─── Information provided ───

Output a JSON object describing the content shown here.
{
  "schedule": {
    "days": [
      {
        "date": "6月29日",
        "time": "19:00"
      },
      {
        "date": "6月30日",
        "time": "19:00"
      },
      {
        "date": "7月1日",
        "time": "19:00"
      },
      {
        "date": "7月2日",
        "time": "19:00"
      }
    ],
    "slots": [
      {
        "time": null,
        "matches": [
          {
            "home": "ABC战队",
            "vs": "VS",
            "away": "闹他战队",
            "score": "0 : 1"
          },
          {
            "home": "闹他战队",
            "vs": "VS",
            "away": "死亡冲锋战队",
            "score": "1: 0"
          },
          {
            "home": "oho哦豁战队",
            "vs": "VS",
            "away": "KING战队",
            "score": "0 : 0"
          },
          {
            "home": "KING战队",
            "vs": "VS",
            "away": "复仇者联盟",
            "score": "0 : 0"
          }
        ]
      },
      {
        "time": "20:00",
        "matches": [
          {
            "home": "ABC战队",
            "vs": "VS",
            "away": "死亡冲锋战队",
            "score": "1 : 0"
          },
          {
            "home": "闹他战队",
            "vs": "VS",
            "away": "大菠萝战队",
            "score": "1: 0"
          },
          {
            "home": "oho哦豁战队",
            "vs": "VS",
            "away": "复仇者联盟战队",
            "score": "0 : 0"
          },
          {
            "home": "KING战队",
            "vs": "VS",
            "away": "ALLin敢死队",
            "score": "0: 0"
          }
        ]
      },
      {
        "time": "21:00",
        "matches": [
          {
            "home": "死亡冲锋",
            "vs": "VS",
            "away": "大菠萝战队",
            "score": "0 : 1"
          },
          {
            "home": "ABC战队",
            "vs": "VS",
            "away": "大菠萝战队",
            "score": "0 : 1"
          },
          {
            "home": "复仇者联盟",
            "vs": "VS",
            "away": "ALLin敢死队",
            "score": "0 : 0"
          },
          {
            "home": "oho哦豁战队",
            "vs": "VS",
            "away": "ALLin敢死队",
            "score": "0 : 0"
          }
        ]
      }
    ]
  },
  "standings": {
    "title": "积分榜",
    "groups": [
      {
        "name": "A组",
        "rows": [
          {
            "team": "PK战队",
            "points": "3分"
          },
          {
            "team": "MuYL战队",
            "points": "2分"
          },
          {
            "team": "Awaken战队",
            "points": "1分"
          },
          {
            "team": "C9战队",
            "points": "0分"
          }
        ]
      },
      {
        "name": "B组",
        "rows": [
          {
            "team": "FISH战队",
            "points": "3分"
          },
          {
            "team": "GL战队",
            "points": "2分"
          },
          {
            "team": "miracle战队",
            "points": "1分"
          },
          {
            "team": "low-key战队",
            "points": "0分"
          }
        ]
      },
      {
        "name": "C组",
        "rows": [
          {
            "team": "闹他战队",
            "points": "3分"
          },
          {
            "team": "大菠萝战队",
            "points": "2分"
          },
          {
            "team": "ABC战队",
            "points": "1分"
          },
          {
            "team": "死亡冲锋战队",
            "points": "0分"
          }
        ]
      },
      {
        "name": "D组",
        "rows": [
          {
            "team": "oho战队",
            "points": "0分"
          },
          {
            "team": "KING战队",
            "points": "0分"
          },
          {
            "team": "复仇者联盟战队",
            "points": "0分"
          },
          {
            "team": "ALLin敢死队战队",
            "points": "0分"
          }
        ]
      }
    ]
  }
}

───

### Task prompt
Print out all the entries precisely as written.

### Response to the exercise
Output a JSON object describing the content shown here.
{
  "schedule": {
    "days": [
      {
        "date": "6月29日",
        "time": "19:00"
      },
      {
        "date": "6月30日",
        "time": "19:00"
      },
      {
        "date": "7月1日",
        "time": "19:00"
      },
      {
        "date": "7月2日",
        "time": "19:00"
      }
    ],
    "slots": [
      {
        "time": null,
        "matches": [
          {
            "home": "ABC战队",
            "vs": "VS",
            "away": "闹他战队",
            "score": "0 : 1"
          },
          {
            "home": "闹他战队",
            "vs": "VS",
            "away": "死亡冲锋战队",
            "score": "1: 0"
          },
          {
            "home": "oho哦豁战队",
            "vs": "VS",
            "away": "KING战队",
            "score": "0 : 0"
          },
          {
            "home": "KING战队",
            "vs": "VS",
            "away": "复仇者联盟",
            "score": "0 : 0"
          }
        ]
      },
      {
        "time": "20:00",
        "matches": [
          {
            "home": "ABC战队",
            "vs": "VS",
            "away": "死亡冲锋战队",
            "score": "1 : 0"
          },
          {
            "home": "闹他战队",
            "vs": "VS",
            "away": "大菠萝战队",
            "score": "1: 0"
          },
          {
            "home": "oho哦豁战队",
            "vs": "VS",
            "away": "复仇者联盟战队",
            "score": "0 : 0"
          },
          {
            "home": "KING战队",
            "vs": "VS",
            "away": "ALLin敢死队",
            "score": "0: 0"
          }
        ]
      },
      {
        "time": "21:00",
        "matches": [
          {
            "home": "死亡冲锋",
            "vs": "VS",
            "away": "大菠萝战队",
            "score": "0 : 1"
          },
          {
            "home": "ABC战队",
            "vs": "VS",
            "away": "大菠萝战队",
            "score": "0 : 1"
          },
          {
            "home": "复仇者联盟",
            "vs": "VS",
            "away": "ALLin敢死队",
            "score": "0 : 0"
          },
          {
            "home": "oho哦豁战队",
            "vs": "VS",
            "away": "ALLin敢死队",
            "score": "0 : 0"
          }
        ]
      }
    ]
  },
  "standings": {
    "title": "积分榜",
    "groups": [
      {
        "name": "A组",
        "rows": [
          {
            "team": "PK战队",
            "points": "3分"
          },
          {
            "team": "MuYL战队",
            "points": "2分"
          },
          {
            "team": "Awaken战队",
            "points": "1分"
          },
          {
            "team": "C9战队",
            "points": "0分"
          }
        ]
      },
      {
        "name": "B组",
        "rows": [
          {
            "team": "FISH战队",
            "points": "3分"
          },
          {
            "team": "GL战队",
            "points": "2分"
          },
          {
            "team": "miracle战队",
            "points": "1分"
          },
          {
            "team": "low-key战队",
            "points": "0分"
          }
        ]
      },
      {
        "name": "C组",
        "rows": [
          {
            "team": "闹他战队",
            "points": "3分"
          },
          {
            "team": "大菠萝战队",
            "points": "2分"
          },
          {
            "team": "ABC战队",
            "points": "1分"
          },
          {
            "team": "死亡冲锋战队",
            "points": "0分"
          }
        ]
      },
      {
        "name": "D组",
        "rows": [
          {
            "team": "oho战队",
            "points": "0分"
          },
          {
            "team": "KING战队",
            "points": "0分"
          },
          {
            "team": "复仇者联盟战队",
            "points": "0分"
          },
          {
            "team": "ALLin敢死队战队",
            "points": "0分"
          }
        ]
      }
    ]
  }
}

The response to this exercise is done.